The New Mexican chilli has a subtly sweet smokiness and earthy depth, with lightly pungent flavours of onion and garlic. These red chillies vary greatly in heat, though are usually mellow.
The New Mexican chilli was originally cultivated in 1894, and is a cross between Pasilla, Colorado and Negro chillies. The simplest way to use the chillies is to simmer in water and puree them. This forms the base of chilli con carne or a sauce for enchiladas.
‘Carnitas’ just refers to the shredded crispy pork, so it isn’t a meal by itself. You can make ‘carnitas fajitas’ (see steps at end of recipe). The pork can be slow cooked a couple of days in advance and kept in the refrigerator – and save the last step of frying the meat for just before you serve it.
Ingredients Serves: 6
- Corn tortillas
- Cut the boned pork shoulder into 2-inch chunks.
- In a heavy-bottom 9” diameter lidded pan, over a medium heat, dry fry 1 sachet of New Mexican Chilli for a few minutes without burning.

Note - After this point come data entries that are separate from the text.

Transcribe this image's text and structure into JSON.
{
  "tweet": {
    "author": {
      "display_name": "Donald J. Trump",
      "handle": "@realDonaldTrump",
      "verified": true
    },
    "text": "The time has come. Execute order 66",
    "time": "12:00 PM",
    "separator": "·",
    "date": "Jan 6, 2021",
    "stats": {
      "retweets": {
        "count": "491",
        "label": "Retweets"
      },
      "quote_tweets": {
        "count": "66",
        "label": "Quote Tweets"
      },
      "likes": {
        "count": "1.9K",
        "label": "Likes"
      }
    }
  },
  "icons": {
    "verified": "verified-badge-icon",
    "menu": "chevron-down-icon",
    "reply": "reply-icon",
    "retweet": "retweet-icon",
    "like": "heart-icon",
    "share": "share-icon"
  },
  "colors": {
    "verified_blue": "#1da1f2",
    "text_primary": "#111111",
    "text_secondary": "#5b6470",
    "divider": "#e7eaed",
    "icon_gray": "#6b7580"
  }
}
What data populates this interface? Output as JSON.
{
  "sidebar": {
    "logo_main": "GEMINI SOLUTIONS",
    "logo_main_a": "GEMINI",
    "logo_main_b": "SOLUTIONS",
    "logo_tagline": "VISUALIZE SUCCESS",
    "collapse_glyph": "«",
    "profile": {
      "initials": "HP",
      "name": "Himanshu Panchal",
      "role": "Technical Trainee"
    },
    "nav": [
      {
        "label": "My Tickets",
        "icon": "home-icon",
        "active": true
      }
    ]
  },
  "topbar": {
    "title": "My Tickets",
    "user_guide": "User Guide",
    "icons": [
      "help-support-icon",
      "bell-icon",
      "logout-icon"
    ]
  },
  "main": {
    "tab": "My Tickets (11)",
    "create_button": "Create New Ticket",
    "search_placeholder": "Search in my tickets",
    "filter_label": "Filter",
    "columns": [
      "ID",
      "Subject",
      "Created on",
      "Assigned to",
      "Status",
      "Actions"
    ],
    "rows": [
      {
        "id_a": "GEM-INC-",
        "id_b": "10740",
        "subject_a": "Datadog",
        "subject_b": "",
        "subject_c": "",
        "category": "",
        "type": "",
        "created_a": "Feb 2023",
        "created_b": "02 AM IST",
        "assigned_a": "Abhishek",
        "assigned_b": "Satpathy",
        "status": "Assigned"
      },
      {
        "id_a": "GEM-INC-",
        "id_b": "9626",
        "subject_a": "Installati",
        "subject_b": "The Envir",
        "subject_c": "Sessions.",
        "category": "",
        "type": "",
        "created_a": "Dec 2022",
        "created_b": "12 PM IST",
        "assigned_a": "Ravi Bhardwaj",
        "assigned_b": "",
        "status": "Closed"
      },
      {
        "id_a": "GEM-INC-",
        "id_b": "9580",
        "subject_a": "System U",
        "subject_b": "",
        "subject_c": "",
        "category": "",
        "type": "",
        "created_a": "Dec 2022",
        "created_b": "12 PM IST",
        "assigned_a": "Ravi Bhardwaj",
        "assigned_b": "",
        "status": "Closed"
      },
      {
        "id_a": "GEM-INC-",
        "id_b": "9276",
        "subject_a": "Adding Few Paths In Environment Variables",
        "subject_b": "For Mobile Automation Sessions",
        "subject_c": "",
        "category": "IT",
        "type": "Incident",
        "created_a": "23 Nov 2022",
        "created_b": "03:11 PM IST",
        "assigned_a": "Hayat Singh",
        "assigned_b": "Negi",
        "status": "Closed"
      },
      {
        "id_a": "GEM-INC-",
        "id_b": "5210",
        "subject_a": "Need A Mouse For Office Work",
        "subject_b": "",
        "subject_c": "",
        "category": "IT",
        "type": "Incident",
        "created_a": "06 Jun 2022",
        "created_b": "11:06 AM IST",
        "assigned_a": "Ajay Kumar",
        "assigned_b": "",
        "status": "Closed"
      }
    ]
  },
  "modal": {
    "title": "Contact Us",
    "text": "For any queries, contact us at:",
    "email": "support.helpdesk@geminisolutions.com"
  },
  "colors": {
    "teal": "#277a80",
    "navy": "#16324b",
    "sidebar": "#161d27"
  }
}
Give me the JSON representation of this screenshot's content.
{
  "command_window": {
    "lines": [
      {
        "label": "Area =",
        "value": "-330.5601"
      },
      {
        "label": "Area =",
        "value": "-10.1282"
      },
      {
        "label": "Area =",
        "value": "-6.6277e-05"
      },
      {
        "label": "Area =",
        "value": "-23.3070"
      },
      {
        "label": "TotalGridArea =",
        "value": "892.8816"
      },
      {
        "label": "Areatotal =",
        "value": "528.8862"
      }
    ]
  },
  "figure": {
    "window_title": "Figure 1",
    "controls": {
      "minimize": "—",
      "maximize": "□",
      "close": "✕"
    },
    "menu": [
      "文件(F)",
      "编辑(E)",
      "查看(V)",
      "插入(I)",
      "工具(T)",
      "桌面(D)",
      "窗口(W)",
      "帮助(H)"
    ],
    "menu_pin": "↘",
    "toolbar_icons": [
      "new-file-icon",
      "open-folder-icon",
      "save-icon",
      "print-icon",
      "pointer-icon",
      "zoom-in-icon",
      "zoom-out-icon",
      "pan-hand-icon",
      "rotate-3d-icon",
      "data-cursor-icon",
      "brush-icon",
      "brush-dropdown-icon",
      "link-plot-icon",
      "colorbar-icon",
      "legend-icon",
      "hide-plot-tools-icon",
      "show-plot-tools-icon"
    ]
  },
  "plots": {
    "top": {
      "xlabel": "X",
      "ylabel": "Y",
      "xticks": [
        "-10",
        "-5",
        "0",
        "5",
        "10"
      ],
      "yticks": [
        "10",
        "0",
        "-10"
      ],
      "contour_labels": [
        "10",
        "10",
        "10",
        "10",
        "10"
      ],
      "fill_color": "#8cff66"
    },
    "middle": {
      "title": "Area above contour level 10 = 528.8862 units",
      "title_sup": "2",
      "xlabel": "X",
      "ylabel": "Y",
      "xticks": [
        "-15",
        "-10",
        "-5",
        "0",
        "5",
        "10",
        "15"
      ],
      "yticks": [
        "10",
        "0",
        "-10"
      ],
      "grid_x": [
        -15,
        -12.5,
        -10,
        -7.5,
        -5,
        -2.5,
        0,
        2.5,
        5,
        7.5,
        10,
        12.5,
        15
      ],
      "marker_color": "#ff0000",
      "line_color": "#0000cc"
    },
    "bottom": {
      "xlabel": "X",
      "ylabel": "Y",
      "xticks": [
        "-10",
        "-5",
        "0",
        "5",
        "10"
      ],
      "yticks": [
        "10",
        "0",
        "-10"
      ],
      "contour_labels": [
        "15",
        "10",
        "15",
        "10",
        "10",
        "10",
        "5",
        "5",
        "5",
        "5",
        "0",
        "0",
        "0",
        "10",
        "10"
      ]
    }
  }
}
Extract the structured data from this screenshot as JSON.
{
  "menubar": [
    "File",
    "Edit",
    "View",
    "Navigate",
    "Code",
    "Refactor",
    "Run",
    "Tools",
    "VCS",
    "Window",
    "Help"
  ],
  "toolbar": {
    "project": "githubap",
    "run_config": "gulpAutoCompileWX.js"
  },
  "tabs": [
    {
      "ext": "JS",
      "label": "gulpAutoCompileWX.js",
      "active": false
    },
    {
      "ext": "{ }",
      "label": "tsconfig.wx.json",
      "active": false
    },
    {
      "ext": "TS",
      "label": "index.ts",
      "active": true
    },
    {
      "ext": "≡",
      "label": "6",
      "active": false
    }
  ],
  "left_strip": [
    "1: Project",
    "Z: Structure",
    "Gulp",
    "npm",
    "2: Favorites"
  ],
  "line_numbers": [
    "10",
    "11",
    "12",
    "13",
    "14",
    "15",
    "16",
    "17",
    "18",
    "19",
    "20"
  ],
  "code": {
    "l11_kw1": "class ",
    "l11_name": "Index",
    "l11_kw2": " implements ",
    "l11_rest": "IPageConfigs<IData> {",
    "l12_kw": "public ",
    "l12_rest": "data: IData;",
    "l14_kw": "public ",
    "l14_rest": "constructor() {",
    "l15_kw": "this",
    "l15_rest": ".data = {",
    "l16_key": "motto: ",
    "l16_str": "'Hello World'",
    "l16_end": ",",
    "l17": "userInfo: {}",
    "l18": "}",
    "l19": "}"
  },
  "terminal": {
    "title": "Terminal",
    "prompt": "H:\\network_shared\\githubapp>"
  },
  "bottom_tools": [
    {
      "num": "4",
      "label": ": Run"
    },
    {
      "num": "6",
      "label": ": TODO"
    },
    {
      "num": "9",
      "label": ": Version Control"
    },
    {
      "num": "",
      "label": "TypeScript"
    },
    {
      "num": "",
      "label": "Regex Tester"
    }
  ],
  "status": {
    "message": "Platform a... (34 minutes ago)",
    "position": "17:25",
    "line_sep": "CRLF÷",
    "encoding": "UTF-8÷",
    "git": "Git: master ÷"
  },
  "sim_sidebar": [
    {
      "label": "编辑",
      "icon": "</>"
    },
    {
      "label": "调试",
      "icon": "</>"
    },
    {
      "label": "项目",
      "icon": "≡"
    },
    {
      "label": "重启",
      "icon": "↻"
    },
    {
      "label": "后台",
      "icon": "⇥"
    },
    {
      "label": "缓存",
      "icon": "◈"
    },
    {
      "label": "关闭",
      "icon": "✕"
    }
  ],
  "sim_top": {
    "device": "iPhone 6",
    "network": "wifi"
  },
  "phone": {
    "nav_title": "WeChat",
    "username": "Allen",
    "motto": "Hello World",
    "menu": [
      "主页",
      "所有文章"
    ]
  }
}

- Transfer to a spice grinder and grind to flakes. In the same pan, heat sunflower oil and fry smoked bacon lardons until browned.
- Add the pork shoulder pieces, ground cumin, ground coriander, fine salt, the ground New Mexican chilli and chicken stock. Stir and bring to a gentle simmer, place on lid and cook for 2 ½ - 3 hours over a low heat until the pork is tender (or 1 hour in a pressure cooker).
- Using a slotted spoon, lift out the pork into a separate dish. Increase the heat to high, and boil vigorously, reducing the liquid until there is only ½-1cm of liquid in the base of the pan. It will be the consistency of double cream.
- Add the pork back to the pan and mix well, shredding as you stir. Continue to cook over a medium to high heat for a few minutes longer as the liquid continues to reduce. If you do not want to use the meat straight away, leave to cool and keep covered in the fridge for a couple of days.
- To serve, heat sunflower oil in a non-stick frying pan over a high heat. Lift in the shredded pork and leave to brown without stirring. After 5 minutes, move the meat around, flip some of the browned meat over, and leave to sit again for a few minutes. You want to brown and crisp up parts of the meat.
- Continue this for 20-30 minutes without letting the meat burn. The carnitas are now ready to spoon into tacos, fajitas, over tortilla chips, or just to serve with rice and beans.
To turn the carnitas into ‘carnitas fajitas’, whilst the meat fries in the last step, pre-heat your grill. Cut 3 green peppers and 3 onions into eighths, and toss with a little sunflower oil.
Grill under a high heat until charred, but retaining a little bite. Allowing 2 flour tortillas per person, spoon in the carnitas, roast vegetables, some guacamole, chopped fresh coriander and a squeeze of lime juice.